Factor V Deficiency
Overall, the prognosis for most FV-deficient patients is good. None of the patients in the North American Registry, including those with FV activity <1%, required prophylaxis;24 and the Iranian cohort appeared to have a more benign course than patients with hemophilia A and B with comparable deficiency levels.27 The most severe cases appear to be patients who present in the perinatal period with intracranial hemorrhage.23,31,33 Owren’s index case died in 2002 at the age of 88 years.3
Fresh frozen plasma (FFP) is the primary therapeutic option because no FV-specific concentrate is available. For less severe mucosal bleeding, antifibrinolytic agents such as aminocaproic acid may be sufficient.24
Most patients are treated episodically for bleeding and before invasive procedures.24 However, case reports are available of severely affected patients presenting early in life who require routine prophylactic FFP infusions.31,33,39 For procedures and for acute hemorrhage, the goal of therapy is to maintain FV levels above 20%. The half-life of FV is 12–36h, and, typically, daily infusions of 15–20 mL kg–1 of FFP are sufficient.27,28 However, the frequency and dosing should be adjusted based on FV levels required to achieve hemostasis. Aside from concerns for potential allergic reactions and infection, treatment with FFP has the additional risk of volume overload. Plasma exchange has been successfully used to circumvent this complication.40
A possible alternative to FFP is recombinant FVIIa (rFVIIa; NovoSeven® RT),41,42 which is currently approved for use in patients with FVII deficiency and in patients who have hemophilia A and B with inhibitors. However, this product has been used off-label to treat bleeding as a result of liver disease and warfarin-associated bleeding or overdose. The mechanism of action in these settings is unknown but is thought to be related to the large dose of activated FVII. Thus, it is theoretically possible that this product may treat bleeding in patients with FV deficiency, and it has been reported to be effective in patients with severe FV deficiency.41,43 The advantages of rFVIIa are the lower volume of infusion and, as a recombinant product, the lack of risk of human viral infections. However, the disadvantages are the unknown mechanism of action and the unknown dose; excessive dosing may place the patient at risk for excessive clotting.
The activated prothrombin complex concentrate FEIBA® (anti-inhibitor coagulant complex), another FVIII-inhibitor bypassing agent, is less likely to be of benefit because it works by virtue of the varying amount of activated Factor X infused; it also has a greater risk of thrombosis than rFVIIa because of the presence of multiple species of activated clotting factors. The volume of FEIBA is less than FFP but greater than rFVIIa; the viral risk is also less than with FFP but greater than with rFVIIa, as FEIBA is a plasma-derived product.
A Factor V concentrate has been developed commercially but is not currently FDA-approved.

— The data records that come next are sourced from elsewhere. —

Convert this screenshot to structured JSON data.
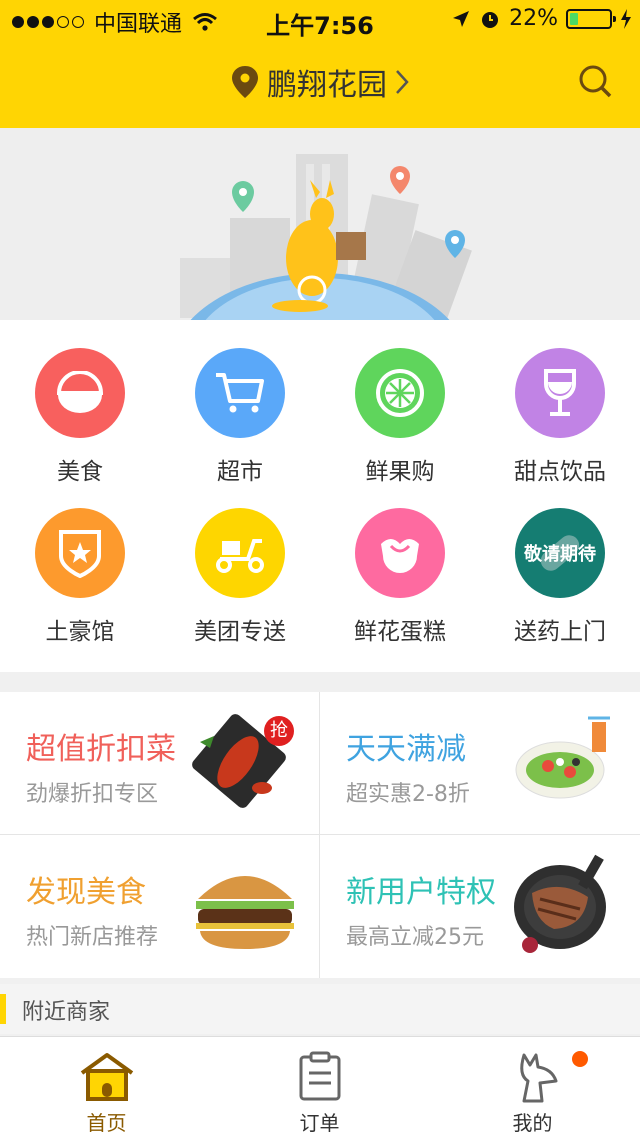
{
  "status_bar": {
    "carrier": "中国联通",
    "time": "上午7:56",
    "battery": "22%",
    "battery_level": 0.22
  },
  "header": {
    "location": "鹏翔花园"
  },
  "categories": [
    {
      "label": "美食",
      "color": "#f8605e",
      "icon": "rice-bowl-icon"
    },
    {
      "label": "超市",
      "color": "#5aa8f9",
      "icon": "cart-icon"
    },
    {
      "label": "鲜果购",
      "color": "#5fd55c",
      "icon": "lime-slice-icon"
    },
    {
      "label": "甜点饮品",
      "color": "#c183e5",
      "icon": "wine-glass-icon"
    },
    {
      "label": "土豪馆",
      "color": "#fd9a2d",
      "icon": "badge-star-icon"
    },
    {
      "label": "美团专送",
      "color": "#fed600",
      "icon": "scooter-icon"
    },
    {
      "label": "鲜花蛋糕",
      "color": "#fe6aa0",
      "icon": "flower-icon"
    },
    {
      "label": "送药上门",
      "color": "#157d72",
      "icon": "pill-icon",
      "overlay": "敬请期待"
    }
  ],
  "promos": [
    {
      "title": "超值折扣菜",
      "subtitle": "劲爆折扣专区",
      "title_color": "#f0605a",
      "badge": "抢",
      "image": "crayfish-plate"
    },
    {
      "title": "天天满减",
      "subtitle": "超实惠2-8折",
      "title_color": "#3fa3e0",
      "image": "salad-plate"
    },
    {
      "title": "发现美食",
      "subtitle": "热门新店推荐",
      "title_color": "#f0a030",
      "image": "burger"
    },
    {
      "title": "新用户特权",
      "subtitle": "最高立减25元",
      "title_color": "#2ec2b5",
      "image": "steak-pan"
    }
  ],
  "nearby": {
    "title": "附近商家"
  },
  "tabs": [
    {
      "label": "首页",
      "icon": "home-icon",
      "active": true
    },
    {
      "label": "订单",
      "icon": "clipboard-icon",
      "active": false
    },
    {
      "label": "我的",
      "icon": "kangaroo-profile-icon",
      "active": false,
      "has_badge": true
    }
  ],
  "colors": {
    "brand_yellow": "#ffd503"
  }
}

In patients with platelet-FV deficiency and those with FV inhibitors, transfusion with platelets rather than FFP and/or bypassing agents may be beneficial as platelets contain adequate amounts of FVa.44,45 The dose is 1 unit of platelets per 10 kg body weight; half-life of the platelets is 3-5 days, and the risks are alloimmunization, allergic reaction, and infection.

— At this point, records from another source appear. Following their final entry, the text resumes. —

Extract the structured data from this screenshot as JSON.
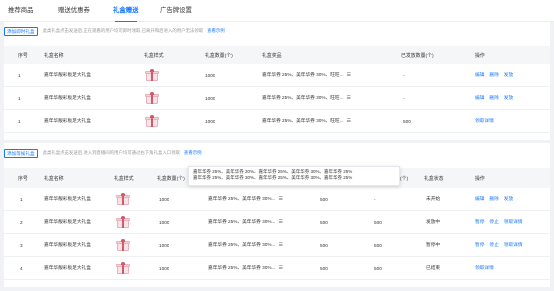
{
  "tabs": [
    {
      "label": "推荐商品",
      "active": false
    },
    {
      "label": "赠送优惠券",
      "active": false
    },
    {
      "label": "礼盒赠送",
      "active": true
    },
    {
      "label": "广告牌设置",
      "active": false
    }
  ],
  "section1": {
    "add_label": "添加即时礼盒",
    "hint": "此类礼盒点击发送后,正在观看的用户均可即时领取,已离开和后进入的用户无法领取",
    "example_link": "查看示例",
    "columns": [
      "序号",
      "礼盒名称",
      "礼盒样式",
      "礼盒数量(个)",
      "礼盒奖品",
      "已发放数量(个)",
      "操作"
    ],
    "rows": [
      {
        "index": "1",
        "name": "嘉年华靓彩板足大礼盒",
        "quantity": "1000",
        "prize": "嘉年华券 25%、美年华券 30%、旺旺...",
        "issued": "-",
        "actions": [
          "编辑",
          "删除",
          "发放"
        ]
      },
      {
        "index": "1",
        "name": "嘉年华靓彩板足大礼盒",
        "quantity": "1000",
        "prize": "嘉年华券 25%、美年华券 30%、旺旺...",
        "issued": "-",
        "actions": [
          "编辑",
          "删除",
          "发放"
        ]
      },
      {
        "index": "1",
        "name": "嘉年华靓彩板足大礼盒",
        "quantity": "1000",
        "prize": "嘉年华券 25%、美年华券 30%、旺旺...",
        "issued": "500",
        "actions": [
          "领取详情"
        ]
      }
    ]
  },
  "section2": {
    "add_label": "添加等候礼盒",
    "hint": "此类礼盒点击发送后,进入到直播间的用户均可通过右下角礼盒入口领取",
    "example_link": "查看示例",
    "columns": [
      "序号",
      "礼盒名称",
      "礼盒样式",
      "礼盒数量(个)",
      "礼盒奖品",
      "",
      "(个)",
      "礼盒状态",
      "操作"
    ],
    "rows": [
      {
        "index": "1",
        "name": "嘉年华靓彩板足大礼盒",
        "quantity": "1000",
        "prize": "嘉年华券 25%、美年华券 30%...",
        "c5": "500",
        "c6": "-",
        "status": "未开始",
        "actions": [
          "编辑",
          "删除",
          "发放"
        ]
      },
      {
        "index": "2",
        "name": "嘉年华靓彩板足大礼盒",
        "quantity": "1000",
        "prize": "嘉年华券 25%、美年华券 30%...",
        "c5": "500",
        "c6": "500",
        "status": "发放中",
        "actions": [
          "暂停",
          "停止",
          "领取详情"
        ]
      },
      {
        "index": "3",
        "name": "嘉年华靓彩板足大礼盒",
        "quantity": "1000",
        "prize": "嘉年华券 25%、美年华券 30%...",
        "c5": "500",
        "c6": "500",
        "status": "暂停中",
        "actions": [
          "暂停",
          "停止",
          "领取详情"
        ]
      },
      {
        "index": "4",
        "name": "嘉年华靓彩板足大礼盒",
        "quantity": "1000",
        "prize": "嘉年华券 25%、美年华券 30%...",
        "c5": "500",
        "c6": "500",
        "status": "已结束",
        "actions": [
          "领取详情"
        ]
      }
    ]
  },
  "tooltip": {
    "lines": [
      "嘉年华券 25%、美年华券 30%、嘉年华券 25%、美年华券 30%、嘉年华券 25%",
      "嘉年华券 25%、美年华券 30%、嘉年华券 25%、美年华券 30%、嘉年华券 25%"
    ]
  },
  "icons": {
    "gift_box": "gift-box-icon",
    "list": "list-icon"
  },
  "colors": {
    "accent": "#1677ff",
    "header_bg": "#f5f6f8",
    "hint": "#999999"
  }
}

Management of Menorrhagia and Pregnancy
Women with severe manifestations of FV deficiency require special consideration for issues of menstruation and pregnancy. Hormonal therapy may be useful for management of menorrhagia. FV-deficient patients should receive FFP at the time of delivery, and pregnancies managed with this approach have been shown to have good outcomes.46 Successful management using FFP infusions has been described for a woman undergoing fertility procedures47 and for a woman with hemorrhagic ovarian cysts leading to hemoperitoneum.42 A recent report from Iran details the successful management of pregnancy, labor and delivery with prophylactic infusions of FFP throughout the pregnancies and deliveries in five severely affected women (FV <1%) with history of recurrent fetal loss.48
Treatment of FV Inhibitors
Rarely, FV-deficient patients have developed inhibitors to FV after receiving FFP.6,23,24 For such patients, activated prothrombin complex concentrate (FEIBA) and rFVIIa concentrate are options. Platelet transfusions may provide a source of FV that is more resistant to inhibition by the circulating antibodies.49